Good Defaults

Most documents are written in Calibri or Arial, everyone uses Google, and links on the second page of Google are rarely seen. Only 5% of users actually change the settings.

This is the Default Effect—people don’t change the defaults. Therefore, whatever ships with your product, that’s what most users will use. But why?

It comes down to decision fatigue, a psychological phenomenon in which a person’s ability to make decisions deteriorates after making many decisions. Constantly making decisions is exhausting. Thus, when people are faced with multiple choices, they tend to stick to the default ones.

People change the defaults if the effort required to change them feels less than the annoyance of sticking with them.

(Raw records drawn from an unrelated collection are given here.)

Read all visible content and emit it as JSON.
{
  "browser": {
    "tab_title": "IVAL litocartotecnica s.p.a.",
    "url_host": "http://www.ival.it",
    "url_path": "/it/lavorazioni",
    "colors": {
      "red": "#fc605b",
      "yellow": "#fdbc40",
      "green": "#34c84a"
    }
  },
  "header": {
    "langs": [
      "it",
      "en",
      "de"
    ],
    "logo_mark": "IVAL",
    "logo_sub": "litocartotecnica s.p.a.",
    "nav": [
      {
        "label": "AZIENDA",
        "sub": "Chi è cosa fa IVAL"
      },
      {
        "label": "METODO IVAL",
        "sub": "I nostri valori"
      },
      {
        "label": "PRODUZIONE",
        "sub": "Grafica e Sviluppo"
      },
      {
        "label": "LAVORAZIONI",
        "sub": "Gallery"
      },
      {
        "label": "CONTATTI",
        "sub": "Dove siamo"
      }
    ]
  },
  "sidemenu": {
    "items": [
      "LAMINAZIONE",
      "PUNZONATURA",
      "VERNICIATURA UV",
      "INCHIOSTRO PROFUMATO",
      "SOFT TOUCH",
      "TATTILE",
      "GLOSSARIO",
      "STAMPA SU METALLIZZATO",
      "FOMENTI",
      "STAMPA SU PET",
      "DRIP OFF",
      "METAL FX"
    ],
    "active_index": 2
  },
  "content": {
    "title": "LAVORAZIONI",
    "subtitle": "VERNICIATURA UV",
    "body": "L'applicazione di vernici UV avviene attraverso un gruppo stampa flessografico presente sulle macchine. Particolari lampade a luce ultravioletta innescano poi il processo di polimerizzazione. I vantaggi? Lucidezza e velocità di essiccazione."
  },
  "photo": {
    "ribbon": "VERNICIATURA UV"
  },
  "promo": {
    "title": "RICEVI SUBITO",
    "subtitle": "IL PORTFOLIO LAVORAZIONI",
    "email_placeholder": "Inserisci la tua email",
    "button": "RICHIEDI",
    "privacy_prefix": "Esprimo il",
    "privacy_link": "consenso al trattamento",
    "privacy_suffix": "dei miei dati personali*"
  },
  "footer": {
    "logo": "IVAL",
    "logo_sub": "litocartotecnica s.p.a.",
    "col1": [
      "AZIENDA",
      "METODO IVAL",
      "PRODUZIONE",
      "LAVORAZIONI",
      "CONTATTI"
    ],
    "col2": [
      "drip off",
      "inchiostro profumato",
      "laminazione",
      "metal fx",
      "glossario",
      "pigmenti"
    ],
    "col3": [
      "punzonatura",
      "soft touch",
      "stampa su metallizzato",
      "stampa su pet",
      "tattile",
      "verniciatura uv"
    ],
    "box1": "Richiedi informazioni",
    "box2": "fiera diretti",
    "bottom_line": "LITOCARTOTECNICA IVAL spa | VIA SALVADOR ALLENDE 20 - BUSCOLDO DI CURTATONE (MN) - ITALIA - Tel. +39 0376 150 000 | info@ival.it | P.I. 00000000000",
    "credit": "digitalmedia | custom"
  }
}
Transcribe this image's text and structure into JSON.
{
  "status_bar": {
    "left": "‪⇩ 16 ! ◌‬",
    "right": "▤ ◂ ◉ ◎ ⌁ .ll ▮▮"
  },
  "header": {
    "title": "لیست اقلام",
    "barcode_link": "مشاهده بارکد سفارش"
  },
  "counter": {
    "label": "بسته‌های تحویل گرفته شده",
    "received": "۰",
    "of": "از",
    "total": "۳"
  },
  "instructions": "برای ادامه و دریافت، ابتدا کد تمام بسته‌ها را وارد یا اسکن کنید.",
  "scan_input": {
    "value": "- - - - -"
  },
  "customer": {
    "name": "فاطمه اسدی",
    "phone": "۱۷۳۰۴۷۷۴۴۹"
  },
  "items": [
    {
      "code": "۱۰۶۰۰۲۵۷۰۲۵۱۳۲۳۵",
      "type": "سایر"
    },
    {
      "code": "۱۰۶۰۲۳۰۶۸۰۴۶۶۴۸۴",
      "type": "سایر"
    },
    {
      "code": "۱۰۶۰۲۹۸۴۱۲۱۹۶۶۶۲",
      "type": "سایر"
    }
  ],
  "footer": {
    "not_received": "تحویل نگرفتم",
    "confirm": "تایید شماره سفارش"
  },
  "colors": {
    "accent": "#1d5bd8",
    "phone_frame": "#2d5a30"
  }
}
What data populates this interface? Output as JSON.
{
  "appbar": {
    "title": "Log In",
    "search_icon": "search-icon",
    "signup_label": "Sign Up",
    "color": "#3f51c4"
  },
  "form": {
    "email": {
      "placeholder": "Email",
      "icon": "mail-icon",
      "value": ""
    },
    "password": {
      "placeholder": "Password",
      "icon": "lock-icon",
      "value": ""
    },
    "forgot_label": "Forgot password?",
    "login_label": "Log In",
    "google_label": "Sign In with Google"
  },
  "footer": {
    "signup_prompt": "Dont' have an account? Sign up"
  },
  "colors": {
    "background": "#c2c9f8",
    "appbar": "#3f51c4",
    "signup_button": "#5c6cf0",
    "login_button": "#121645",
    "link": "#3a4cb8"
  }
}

Furthermore, users assume us programmers to know better. And frankly, we should. Just because we nerds like to play around with the settings doesn’t mean everyone does. And it shouldn’t be necessary either. Thus, the takeaway is: provide good defaults.